• _What is being asked_: Check every line of the entries that follow, and copy the ones containing "features".

• _Supplied material_:
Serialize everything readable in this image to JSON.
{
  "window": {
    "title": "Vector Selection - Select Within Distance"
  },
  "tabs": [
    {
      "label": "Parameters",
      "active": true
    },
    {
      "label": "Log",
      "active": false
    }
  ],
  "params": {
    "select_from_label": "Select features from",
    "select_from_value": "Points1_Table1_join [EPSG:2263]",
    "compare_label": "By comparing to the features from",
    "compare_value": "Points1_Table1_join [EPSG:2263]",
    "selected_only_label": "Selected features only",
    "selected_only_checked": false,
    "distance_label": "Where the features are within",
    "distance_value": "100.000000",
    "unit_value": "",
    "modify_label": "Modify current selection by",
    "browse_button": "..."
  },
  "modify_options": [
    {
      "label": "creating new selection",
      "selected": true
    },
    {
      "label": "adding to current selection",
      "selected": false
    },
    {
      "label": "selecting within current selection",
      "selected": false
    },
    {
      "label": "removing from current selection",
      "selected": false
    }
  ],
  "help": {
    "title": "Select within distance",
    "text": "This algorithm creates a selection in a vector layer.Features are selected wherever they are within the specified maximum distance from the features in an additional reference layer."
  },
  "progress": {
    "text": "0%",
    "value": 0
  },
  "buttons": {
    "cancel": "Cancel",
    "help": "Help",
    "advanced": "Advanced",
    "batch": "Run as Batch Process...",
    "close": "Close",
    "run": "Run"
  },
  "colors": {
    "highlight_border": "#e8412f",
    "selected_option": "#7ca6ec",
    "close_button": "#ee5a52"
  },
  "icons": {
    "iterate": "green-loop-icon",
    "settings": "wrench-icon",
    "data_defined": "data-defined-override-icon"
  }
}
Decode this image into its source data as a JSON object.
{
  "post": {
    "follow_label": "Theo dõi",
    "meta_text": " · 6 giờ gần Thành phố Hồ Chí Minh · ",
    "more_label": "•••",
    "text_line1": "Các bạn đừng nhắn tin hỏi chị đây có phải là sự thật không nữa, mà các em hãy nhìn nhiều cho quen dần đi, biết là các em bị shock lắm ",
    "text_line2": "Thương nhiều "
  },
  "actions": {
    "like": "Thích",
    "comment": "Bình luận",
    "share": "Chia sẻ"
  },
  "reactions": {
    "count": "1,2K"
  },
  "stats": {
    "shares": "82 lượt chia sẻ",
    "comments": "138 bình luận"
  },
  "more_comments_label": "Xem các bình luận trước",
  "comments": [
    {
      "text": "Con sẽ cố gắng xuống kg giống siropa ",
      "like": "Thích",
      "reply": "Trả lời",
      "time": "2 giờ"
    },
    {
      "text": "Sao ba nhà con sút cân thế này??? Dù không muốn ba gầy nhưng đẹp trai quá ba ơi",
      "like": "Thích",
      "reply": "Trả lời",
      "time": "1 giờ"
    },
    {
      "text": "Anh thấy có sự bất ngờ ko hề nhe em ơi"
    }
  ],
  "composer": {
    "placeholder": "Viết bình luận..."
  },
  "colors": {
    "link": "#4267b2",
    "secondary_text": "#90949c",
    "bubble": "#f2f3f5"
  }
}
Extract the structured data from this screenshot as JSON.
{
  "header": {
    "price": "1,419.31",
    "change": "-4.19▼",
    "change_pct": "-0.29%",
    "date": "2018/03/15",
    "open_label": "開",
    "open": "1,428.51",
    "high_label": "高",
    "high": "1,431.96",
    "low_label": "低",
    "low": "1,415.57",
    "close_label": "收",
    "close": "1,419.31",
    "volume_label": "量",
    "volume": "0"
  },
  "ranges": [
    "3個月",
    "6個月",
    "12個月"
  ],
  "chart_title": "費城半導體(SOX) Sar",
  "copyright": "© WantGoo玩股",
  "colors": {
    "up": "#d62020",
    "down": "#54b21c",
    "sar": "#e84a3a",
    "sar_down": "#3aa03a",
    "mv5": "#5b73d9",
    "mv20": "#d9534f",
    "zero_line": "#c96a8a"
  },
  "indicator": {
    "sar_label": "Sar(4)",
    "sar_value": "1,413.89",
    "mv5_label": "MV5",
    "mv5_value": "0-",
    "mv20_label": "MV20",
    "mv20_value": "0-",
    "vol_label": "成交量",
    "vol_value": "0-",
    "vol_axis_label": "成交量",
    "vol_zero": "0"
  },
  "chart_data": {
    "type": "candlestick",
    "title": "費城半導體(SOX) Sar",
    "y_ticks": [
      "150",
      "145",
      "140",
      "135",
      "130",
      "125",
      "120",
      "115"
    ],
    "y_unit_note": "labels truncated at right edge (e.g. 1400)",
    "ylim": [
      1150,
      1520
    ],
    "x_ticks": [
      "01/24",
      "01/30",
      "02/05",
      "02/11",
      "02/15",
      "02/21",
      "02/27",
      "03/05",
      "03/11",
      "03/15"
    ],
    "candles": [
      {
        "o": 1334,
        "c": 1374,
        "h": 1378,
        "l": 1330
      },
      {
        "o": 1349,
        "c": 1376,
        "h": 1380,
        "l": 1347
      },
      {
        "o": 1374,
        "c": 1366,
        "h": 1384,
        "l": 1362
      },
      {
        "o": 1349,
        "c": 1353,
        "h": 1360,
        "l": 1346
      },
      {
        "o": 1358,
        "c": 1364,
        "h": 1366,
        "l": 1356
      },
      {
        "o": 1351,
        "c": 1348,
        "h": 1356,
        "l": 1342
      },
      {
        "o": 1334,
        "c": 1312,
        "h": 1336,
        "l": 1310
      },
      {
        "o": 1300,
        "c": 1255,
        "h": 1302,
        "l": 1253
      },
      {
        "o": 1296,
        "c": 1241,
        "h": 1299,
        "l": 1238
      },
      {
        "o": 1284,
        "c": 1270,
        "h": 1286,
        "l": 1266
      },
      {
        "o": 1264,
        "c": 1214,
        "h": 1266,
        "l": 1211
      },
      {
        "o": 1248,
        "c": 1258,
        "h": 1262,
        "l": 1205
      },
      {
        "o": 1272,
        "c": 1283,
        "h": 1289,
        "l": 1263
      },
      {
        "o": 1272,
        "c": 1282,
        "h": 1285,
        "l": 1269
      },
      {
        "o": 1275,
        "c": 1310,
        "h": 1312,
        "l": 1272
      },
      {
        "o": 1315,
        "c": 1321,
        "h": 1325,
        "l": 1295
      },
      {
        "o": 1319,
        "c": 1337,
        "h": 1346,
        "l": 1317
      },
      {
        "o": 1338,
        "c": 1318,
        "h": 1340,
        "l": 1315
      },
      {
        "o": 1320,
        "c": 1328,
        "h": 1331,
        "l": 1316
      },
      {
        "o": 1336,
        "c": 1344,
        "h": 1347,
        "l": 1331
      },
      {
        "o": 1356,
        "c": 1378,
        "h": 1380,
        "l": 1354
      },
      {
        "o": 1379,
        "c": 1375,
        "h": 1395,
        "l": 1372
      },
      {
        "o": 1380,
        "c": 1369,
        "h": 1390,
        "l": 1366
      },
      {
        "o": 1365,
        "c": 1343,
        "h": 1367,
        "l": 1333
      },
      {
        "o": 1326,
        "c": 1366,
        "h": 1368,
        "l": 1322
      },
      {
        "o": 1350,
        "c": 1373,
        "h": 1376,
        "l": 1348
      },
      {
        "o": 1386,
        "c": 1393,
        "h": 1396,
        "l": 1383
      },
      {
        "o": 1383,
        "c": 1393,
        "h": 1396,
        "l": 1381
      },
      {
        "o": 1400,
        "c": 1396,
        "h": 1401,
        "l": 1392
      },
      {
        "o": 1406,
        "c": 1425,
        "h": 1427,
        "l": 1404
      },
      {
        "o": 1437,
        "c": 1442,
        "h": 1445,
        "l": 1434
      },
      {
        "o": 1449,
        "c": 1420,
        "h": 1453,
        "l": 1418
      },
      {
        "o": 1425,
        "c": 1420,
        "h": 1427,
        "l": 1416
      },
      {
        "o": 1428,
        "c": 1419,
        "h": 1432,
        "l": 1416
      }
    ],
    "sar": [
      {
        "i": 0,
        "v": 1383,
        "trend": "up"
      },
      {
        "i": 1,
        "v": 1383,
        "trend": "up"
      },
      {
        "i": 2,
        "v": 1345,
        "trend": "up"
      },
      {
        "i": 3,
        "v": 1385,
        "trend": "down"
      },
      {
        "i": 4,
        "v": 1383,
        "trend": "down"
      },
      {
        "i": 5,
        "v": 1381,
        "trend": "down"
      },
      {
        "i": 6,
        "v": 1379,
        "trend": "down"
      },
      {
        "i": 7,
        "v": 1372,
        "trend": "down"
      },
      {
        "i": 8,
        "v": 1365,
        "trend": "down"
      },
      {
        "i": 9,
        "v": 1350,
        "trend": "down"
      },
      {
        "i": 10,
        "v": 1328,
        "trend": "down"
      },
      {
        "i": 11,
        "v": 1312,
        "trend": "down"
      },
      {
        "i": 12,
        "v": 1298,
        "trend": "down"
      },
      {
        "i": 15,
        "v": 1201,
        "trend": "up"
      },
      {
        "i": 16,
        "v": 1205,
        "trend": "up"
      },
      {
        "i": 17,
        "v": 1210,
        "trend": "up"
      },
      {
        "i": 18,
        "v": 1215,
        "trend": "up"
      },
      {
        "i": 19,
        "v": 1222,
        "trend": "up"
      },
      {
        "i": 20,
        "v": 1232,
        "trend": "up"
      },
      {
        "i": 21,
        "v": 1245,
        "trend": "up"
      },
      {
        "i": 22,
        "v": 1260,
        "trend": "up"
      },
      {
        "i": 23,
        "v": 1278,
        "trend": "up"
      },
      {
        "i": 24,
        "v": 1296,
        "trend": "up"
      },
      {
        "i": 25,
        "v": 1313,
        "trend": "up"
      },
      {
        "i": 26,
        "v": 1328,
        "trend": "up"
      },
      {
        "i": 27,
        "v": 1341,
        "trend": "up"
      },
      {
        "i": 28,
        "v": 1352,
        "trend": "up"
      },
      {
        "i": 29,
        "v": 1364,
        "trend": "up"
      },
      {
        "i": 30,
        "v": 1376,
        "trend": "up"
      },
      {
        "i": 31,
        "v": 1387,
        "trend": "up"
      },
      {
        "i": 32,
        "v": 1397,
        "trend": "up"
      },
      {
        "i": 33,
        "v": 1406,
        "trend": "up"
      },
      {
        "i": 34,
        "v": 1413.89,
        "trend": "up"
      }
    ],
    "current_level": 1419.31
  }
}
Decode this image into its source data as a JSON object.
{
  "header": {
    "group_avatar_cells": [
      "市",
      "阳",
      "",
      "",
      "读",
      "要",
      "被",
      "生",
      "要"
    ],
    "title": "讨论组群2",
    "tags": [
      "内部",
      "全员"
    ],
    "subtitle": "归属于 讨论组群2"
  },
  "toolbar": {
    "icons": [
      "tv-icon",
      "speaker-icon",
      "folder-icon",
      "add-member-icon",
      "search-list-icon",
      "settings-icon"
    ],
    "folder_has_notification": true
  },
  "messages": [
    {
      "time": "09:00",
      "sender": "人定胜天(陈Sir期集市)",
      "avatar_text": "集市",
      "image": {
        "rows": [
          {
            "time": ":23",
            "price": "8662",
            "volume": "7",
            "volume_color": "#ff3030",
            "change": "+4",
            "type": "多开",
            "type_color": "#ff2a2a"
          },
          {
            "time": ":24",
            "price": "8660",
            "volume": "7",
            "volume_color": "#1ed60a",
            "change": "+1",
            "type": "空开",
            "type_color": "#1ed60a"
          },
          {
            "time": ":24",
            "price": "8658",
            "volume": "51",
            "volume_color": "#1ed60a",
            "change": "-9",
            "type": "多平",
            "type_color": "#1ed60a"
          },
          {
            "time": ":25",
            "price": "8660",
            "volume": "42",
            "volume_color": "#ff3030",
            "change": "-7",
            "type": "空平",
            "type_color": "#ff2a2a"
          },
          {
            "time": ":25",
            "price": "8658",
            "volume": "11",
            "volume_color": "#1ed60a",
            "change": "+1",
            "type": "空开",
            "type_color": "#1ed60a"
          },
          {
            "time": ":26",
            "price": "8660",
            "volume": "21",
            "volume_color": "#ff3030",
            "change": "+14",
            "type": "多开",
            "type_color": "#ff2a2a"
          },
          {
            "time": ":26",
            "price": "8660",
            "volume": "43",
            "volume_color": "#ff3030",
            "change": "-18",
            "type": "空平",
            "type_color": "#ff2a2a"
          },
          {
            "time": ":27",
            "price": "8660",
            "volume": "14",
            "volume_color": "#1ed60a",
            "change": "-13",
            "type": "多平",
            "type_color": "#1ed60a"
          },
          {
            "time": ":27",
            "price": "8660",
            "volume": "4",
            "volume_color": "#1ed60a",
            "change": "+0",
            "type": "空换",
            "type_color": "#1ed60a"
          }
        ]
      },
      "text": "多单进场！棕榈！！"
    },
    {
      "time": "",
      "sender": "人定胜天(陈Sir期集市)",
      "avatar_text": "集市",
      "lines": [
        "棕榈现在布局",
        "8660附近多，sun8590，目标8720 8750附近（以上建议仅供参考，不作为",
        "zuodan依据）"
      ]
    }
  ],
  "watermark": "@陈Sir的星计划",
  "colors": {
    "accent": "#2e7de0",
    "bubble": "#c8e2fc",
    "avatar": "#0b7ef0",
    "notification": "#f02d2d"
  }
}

• _Solution to the problem_:
    "select_from_label": "Select features from",
    "compare_label": "By comparing to the features from",
    "selected_only_label": "Selected features only",
    "distance_label": "Where the features are within",
    "text": "This algorithm creates a selection in a vector layer.Features are selected wherever they are within the specified maximum distance from the features in an additional reference layer."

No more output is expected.